=== WHAT YOU WILL DO ===
Could you write out the listing below exactly as it stands, leaving out the pictures?

______________________________

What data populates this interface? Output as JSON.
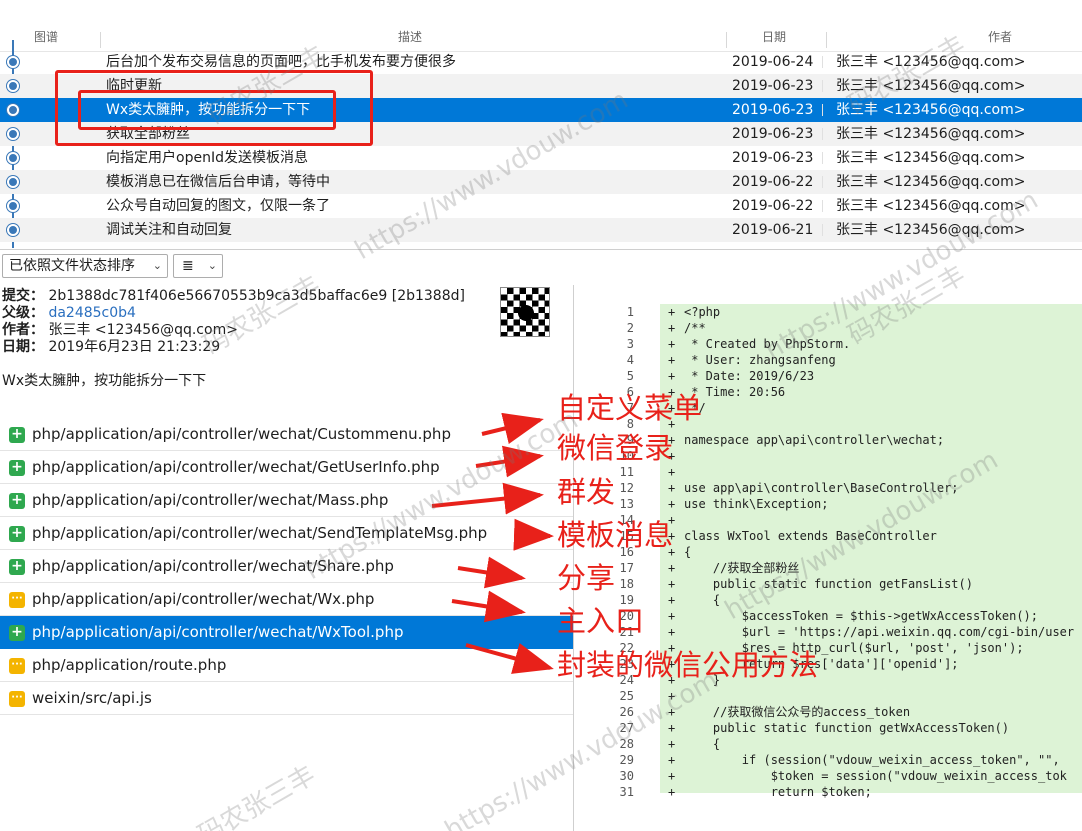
{
  "log": {
    "headers": {
      "graph": "图谱",
      "description": "描述",
      "date": "日期",
      "author": "作者"
    },
    "commits": [
      {
        "message": "后台加个发布交易信息的页面吧，比手机发布要方便很多",
        "date": "2019-06-24",
        "author": "张三丰 <123456@qq.com>"
      },
      {
        "message": "临时更新",
        "date": "2019-06-23",
        "author": "张三丰 <123456@qq.com>"
      },
      {
        "message": "Wx类太臃肿，按功能拆分一下下",
        "date": "2019-06-23",
        "author": "张三丰 <123456@qq.com>"
      },
      {
        "message": "获取全部粉丝",
        "date": "2019-06-23",
        "author": "张三丰 <123456@qq.com>"
      },
      {
        "message": "向指定用户openId发送模板消息",
        "date": "2019-06-23",
        "author": "张三丰 <123456@qq.com>"
      },
      {
        "message": "模板消息已在微信后台申请，等待中",
        "date": "2019-06-22",
        "author": "张三丰 <123456@qq.com>"
      },
      {
        "message": "公众号自动回复的图文，仅限一条了",
        "date": "2019-06-22",
        "author": "张三丰 <123456@qq.com>"
      },
      {
        "message": "调试关注和自动回复",
        "date": "2019-06-21",
        "author": "张三丰 <123456@qq.com>"
      }
    ]
  },
  "toolbar": {
    "sort_label": "已依照文件状态排序",
    "chevron": "⌄",
    "view_icon": "≣"
  },
  "details": {
    "commit_key": "提交：",
    "commit_value": "2b1388dc781f406e56670553b9ca3d5baffac6e9 [2b1388d]",
    "parent_key": "父级：",
    "parent_value": "da2485c0b4",
    "author_key": "作者：",
    "author_value": "张三丰 <123456@qq.com>",
    "date_key": "日期：",
    "date_value": "2019年6月23日 21:23:29",
    "message": "Wx类太臃肿，按功能拆分一下下"
  },
  "files": [
    {
      "path": "php/application/api/controller/wechat/Custommenu.php",
      "status": "added",
      "status_glyph": "+"
    },
    {
      "path": "php/application/api/controller/wechat/GetUserInfo.php",
      "status": "added",
      "status_glyph": "+"
    },
    {
      "path": "php/application/api/controller/wechat/Mass.php",
      "status": "added",
      "status_glyph": "+"
    },
    {
      "path": "php/application/api/controller/wechat/SendTemplateMsg.php",
      "status": "added",
      "status_glyph": "+"
    },
    {
      "path": "php/application/api/controller/wechat/Share.php",
      "status": "added",
      "status_glyph": "+"
    },
    {
      "path": "php/application/api/controller/wechat/Wx.php",
      "status": "modified",
      "status_glyph": "···"
    },
    {
      "path": "php/application/api/controller/wechat/WxTool.php",
      "status": "added",
      "status_glyph": "+"
    },
    {
      "path": "php/application/route.php",
      "status": "modified",
      "status_glyph": "···"
    },
    {
      "path": "weixin/src/api.js",
      "status": "modified",
      "status_glyph": "···"
    }
  ],
  "diff": {
    "plus": "+",
    "lines": [
      {
        "n": "1",
        "code": "<?php"
      },
      {
        "n": "2",
        "code": "/**"
      },
      {
        "n": "3",
        "code": " * Created by PhpStorm."
      },
      {
        "n": "4",
        "code": " * User: zhangsanfeng"
      },
      {
        "n": "5",
        "code": " * Date: 2019/6/23"
      },
      {
        "n": "6",
        "code": " * Time: 20:56"
      },
      {
        "n": "7",
        "code": " */"
      },
      {
        "n": "8",
        "code": ""
      },
      {
        "n": "9",
        "code": "namespace app\\api\\controller\\wechat;"
      },
      {
        "n": "10",
        "code": ""
      },
      {
        "n": "11",
        "code": ""
      },
      {
        "n": "12",
        "code": "use app\\api\\controller\\BaseController;"
      },
      {
        "n": "13",
        "code": "use think\\Exception;"
      },
      {
        "n": "14",
        "code": ""
      },
      {
        "n": "15",
        "code": "class WxTool extends BaseController"
      },
      {
        "n": "16",
        "code": "{"
      },
      {
        "n": "17",
        "code": "    //获取全部粉丝"
      },
      {
        "n": "18",
        "code": "    public static function getFansList()"
      },
      {
        "n": "19",
        "code": "    {"
      },
      {
        "n": "20",
        "code": "        $accessToken = $this->getWxAccessToken();"
      },
      {
        "n": "21",
        "code": "        $url = 'https://api.weixin.qq.com/cgi-bin/user"
      },
      {
        "n": "22",
        "code": "        $res = http_curl($url, 'post', 'json');"
      },
      {
        "n": "23",
        "code": "        return $res['data']['openid'];"
      },
      {
        "n": "24",
        "code": "    }"
      },
      {
        "n": "25",
        "code": ""
      },
      {
        "n": "26",
        "code": "    //获取微信公众号的access_token"
      },
      {
        "n": "27",
        "code": "    public static function getWxAccessToken()"
      },
      {
        "n": "28",
        "code": "    {"
      },
      {
        "n": "29",
        "code": "        if (session(\"vdouw_weixin_access_token\", \"\","
      },
      {
        "n": "30",
        "code": "            $token = session(\"vdouw_weixin_access_tok"
      },
      {
        "n": "31",
        "code": "            return $token;"
      }
    ]
  },
  "annotations": {
    "labels": [
      "自定义菜单",
      "微信登录",
      "群发",
      "模板消息",
      "分享",
      "主入口",
      "封装的微信公用方法"
    ],
    "color": "#e8211a"
  },
  "watermark": {
    "texts": [
      "码农张三丰",
      "https://www.vdouw.com",
      "码农张三丰",
      "https://www.vdouw.com",
      "码农张三丰",
      "https://www.vdouw.com",
      "码农张三丰",
      "https://www.vdouw.com",
      "码农张三丰",
      "https://www.vdouw.com"
    ]
  },
  "colors": {
    "selection": "#0078d7",
    "added": "#2fa84f",
    "modified": "#f4b400",
    "diff_added_bg": "#ddf3d6",
    "graph": "#3a78b8"
  }
}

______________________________

=== REPLY ===
What data populates this interface? Output as JSON.
{
  "log": {
    "headers": {
      "graph": "图谱",
      "description": "描述",
      "date": "日期",
      "author": "作者"
    },
    "commits": [
      {
        "message": "后台加个发布交易信息的页面吧，比手机发布要方便很多",
        "date": "2019-06-24",
        "author": "张三丰 <123456@qq.com>"
      },
      {
        "message": "临时更新",
        "date": "2019-06-23",
        "author": "张三丰 <123456@qq.com>"
      },
      {
        "message": "Wx类太臃肿，按功能拆分一下下",
        "date": "2019-06-23",
        "author": "张三丰 <123456@qq.com>"
      },
      {
        "message": "获取全部粉丝",
        "date": "2019-06-23",
        "author": "张三丰 <123456@qq.com>"
      },
      {
        "message": "向指定用户openId发送模板消息",
        "date": "2019-06-23",
        "author": "张三丰 <123456@qq.com>"
      },
      {
        "message": "模板消息已在微信后台申请，等待中",
        "date": "2019-06-22",
        "author": "张三丰 <123456@qq.com>"
      },
      {
        "message": "公众号自动回复的图文，仅限一条了",
        "date": "2019-06-22",
        "author": "张三丰 <123456@qq.com>"
      },
      {
        "message": "调试关注和自动回复",
        "date": "2019-06-21",
        "author": "张三丰 <123456@qq.com>"
      }
    ]
  },
  "toolbar": {
    "sort_label": "已依照文件状态排序",
    "chevron": "⌄",
    "view_icon": "≣"
  },
  "details": {
    "commit_key": "提交：",
    "commit_value": "2b1388dc781f406e56670553b9ca3d5baffac6e9 [2b1388d]",
    "parent_key": "父级：",
    "parent_value": "da2485c0b4",
    "author_key": "作者：",
    "author_value": "张三丰 <123456@qq.com>",
    "date_key": "日期：",
    "date_value": "2019年6月23日 21:23:29",
    "message": "Wx类太臃肿，按功能拆分一下下"
  },
  "files": [
    {
      "path": "php/application/api/controller/wechat/Custommenu.php",
      "status": "added",
      "status_glyph": "+"
    },
    {
      "path": "php/application/api/controller/wechat/GetUserInfo.php",
      "status": "added",
      "status_glyph": "+"
    },
    {
      "path": "php/application/api/controller/wechat/Mass.php",
      "status": "added",
      "status_glyph": "+"
    },
    {
      "path": "php/application/api/controller/wechat/SendTemplateMsg.php",
      "status": "added",
      "status_glyph": "+"
    },
    {
      "path": "php/application/api/controller/wechat/Share.php",
      "status": "added",
      "status_glyph": "+"
    },
    {
      "path": "php/application/api/controller/wechat/Wx.php",
      "status": "modified",
      "status_glyph": "···"
    },
    {
      "path": "php/application/api/controller/wechat/WxTool.php",
      "status": "added",
      "status_glyph": "+"
    },
    {
      "path": "php/application/route.php",
      "status": "modified",
      "status_glyph": "···"
    },
    {
      "path": "weixin/src/api.js",
      "status": "modified",
      "status_glyph": "···"
    }
  ],
  "diff": {
    "plus": "+",
    "lines": [
      {
        "n": "1",
        "code": "<?php"
      },
      {
        "n": "2",
        "code": "/**"
      },
      {
        "n": "3",
        "code": " * Created by PhpStorm."
      },
      {
        "n": "4",
        "code": " * User: zhangsanfeng"
      },
      {
        "n": "5",
        "code": " * Date: 2019/6/23"
      },
      {
        "n": "6",
        "code": " * Time: 20:56"
      },
      {
        "n": "7",
        "code": " */"
      },
      {
        "n": "8",
        "code": ""
      },
      {
        "n": "9",
        "code": "namespace app\\api\\controller\\wechat;"
      },
      {
        "n": "10",
        "code": ""
      },
      {
        "n": "11",
        "code": ""
      },
      {
        "n": "12",
        "code": "use app\\api\\controller\\BaseController;"
      },
      {
        "n": "13",
        "code": "use think\\Exception;"
      },
      {
        "n": "14",
        "code": ""
      },
      {
        "n": "15",
        "code": "class WxTool extends BaseController"
      },
      {
        "n": "16",
        "code": "{"
      },
      {
        "n": "17",
        "code": "    //获取全部粉丝"
      },
      {
        "n": "18",
        "code": "    public static function getFansList()"
      },
      {
        "n": "19",
        "code": "    {"
      },
      {
        "n": "20",
        "code": "        $accessToken = $this->getWxAccessToken();"
      },
      {
        "n": "21",
        "code": "        $url = 'https://api.weixin.qq.com/cgi-bin/user"
      },
      {
        "n": "22",
        "code": "        $res = http_curl($url, 'post', 'json');"
      },
      {
        "n": "23",
        "code": "        return $res['data']['openid'];"
      },
      {
        "n": "24",
        "code": "    }"
      },
      {
        "n": "25",
        "code": ""
      },
      {
        "n": "26",
        "code": "    //获取微信公众号的access_token"
      },
      {
        "n": "27",
        "code": "    public static function getWxAccessToken()"
      },
      {
        "n": "28",
        "code": "    {"
      },
      {
        "n": "29",
        "code": "        if (session(\"vdouw_weixin_access_token\", \"\","
      },
      {
        "n": "30",
        "code": "            $token = session(\"vdouw_weixin_access_tok"
      },
      {
        "n": "31",
        "code": "            return $token;"
      }
    ]
  },
  "annotations": {
    "labels": [
      "自定义菜单",
      "微信登录",
      "群发",
      "模板消息",
      "分享",
      "主入口",
      "封装的微信公用方法"
    ],
    "color": "#e8211a"
  },
  "watermark": {
    "texts": [
      "码农张三丰",
      "https://www.vdouw.com",
      "码农张三丰",
      "https://www.vdouw.com",
      "码农张三丰",
      "https://www.vdouw.com",
      "码农张三丰",
      "https://www.vdouw.com",
      "码农张三丰",
      "https://www.vdouw.com"
    ]
  },
  "colors": {
    "selection": "#0078d7",
    "added": "#2fa84f",
    "modified": "#f4b400",
    "diff_added_bg": "#ddf3d6",
    "graph": "#3a78b8"
  }
}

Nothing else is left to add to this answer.